I finally installed Mavericks on my 27" iMac and decided to do a multiple Thunderbolt bridge tests.
Here is the set-up.
In short, "it WORKS!" It is really plug-n-play. In my initial trial, I assigned IPs. It is not necessary to manually assign IPs.
I connected a 2012 13" MacBook Pro, 2013 15" Macbook Pro Retina, 2012 27" iMac. Both the Retina Macbook and iMac have dual Thunderbolt ports.
The Retina MBP acted as the hub for both the 13" and iMac. Once connected, all the machines can see each other. The 13" with it's single Thunderbolt connected to the 15" could see and access the iMac.
13" Macbook Pro

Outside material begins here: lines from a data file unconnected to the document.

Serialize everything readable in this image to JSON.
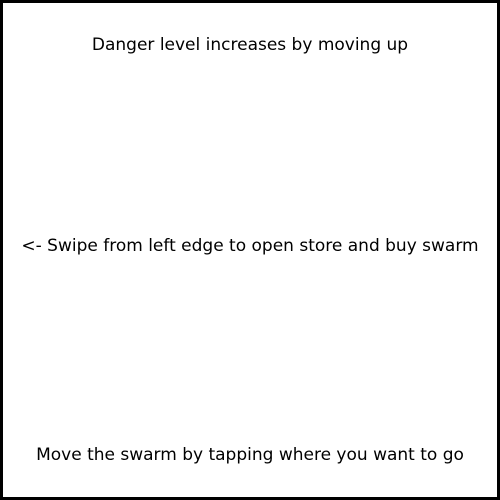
{
  "tutorial": {
    "danger_hint": "Danger level increases by moving up",
    "store_hint": "<- Swipe from left edge to open store and buy swarm",
    "move_hint": "Move the swarm by tapping where you want to go"
  },
  "colors": {
    "background": "#ffffff",
    "border": "#000000",
    "text": "#000000"
  }
}
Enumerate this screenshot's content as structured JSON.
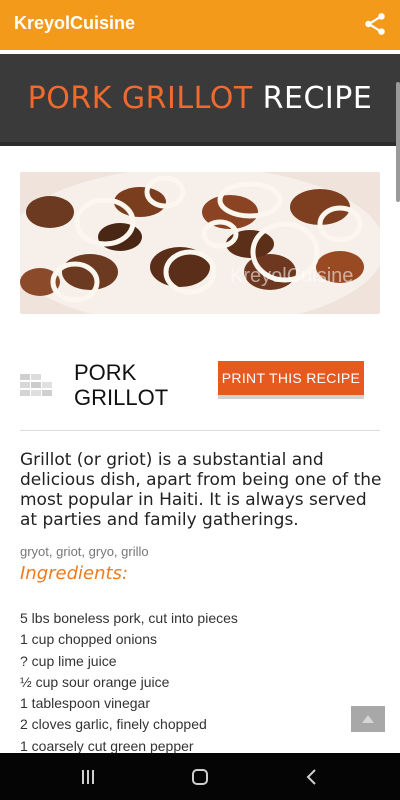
{
  "app_bar": {
    "title": "KreyolCuisine",
    "share_icon": "share-icon"
  },
  "hero": {
    "title_accent": "PORK GRILLOT",
    "title_rest": "RECIPE",
    "accent_color": "#ef6a2c"
  },
  "photo": {
    "watermark": "KreyolCuisine"
  },
  "recipe": {
    "name_line1": "PORK",
    "name_line2": "GRILLOT",
    "print_label": "PRINT THIS RECIPE",
    "intro": "Grillot (or griot) is a substantial and delicious dish, apart from being one of the most popular in Haiti. It is always served at parties and family gatherings.",
    "tags": "gryot, griot, gryo, grillo",
    "ingredients_heading": "Ingredients:",
    "ingredients": [
      "5 lbs boneless pork, cut into pieces",
      "1 cup chopped onions",
      "? cup lime juice",
      "½ cup sour orange juice",
      "1 tablespoon vinegar",
      "2 cloves garlic, finely chopped",
      "1 coarsely cut green pepper"
    ]
  },
  "colors": {
    "app_bar": "#f39a1b",
    "print_button": "#e65a20",
    "hero_band": "#3a3a3a"
  }
}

The 15" shows both my Thunderbolt ports active
Now for the tests.
On the 13" Macbook Pro, I could ping, mount and connect to my 27" iMac which was connected via the Retina 15".
As I mentioned above, I didn't need to assign any IP addresses. I called the machines up by their host names and IP address. So, for the 13", all I had to do was type in afp://169.254.216.89 or afp://iMac27.local and I was accessing the iMac.
Unfortunately, there is a small penalty loss when you go through another machine.
The first two iPerfs were the 13" connecting to the iMac.
5.24 Gbits/sec and 650 MB/sec.
When accessing the 15" Retina Macbook directly, iPerf jumped up to 7.16 Gbit/sec and 859 MB/sec.
I then pulled one of the cables off from the Macbook Retina and connected it to the iMac's second Thunderbolt port. Voila. It works. However, both the 13" and iMac's IP address re-assigned themselves. This was completely plug-n-play. I did not have to assign routes or anything to get the machines to see one another.
Still, these are impressive numbers no matter how you look at them. Now, this is definite proof a multi-user Thunderbolt IP network is viable.
Someone needs to make a Thunderbolt IP switch, hub, router ASAP! Lastly, Thunderbolt cables are dropping in price. I've gotten a few for under $25-30.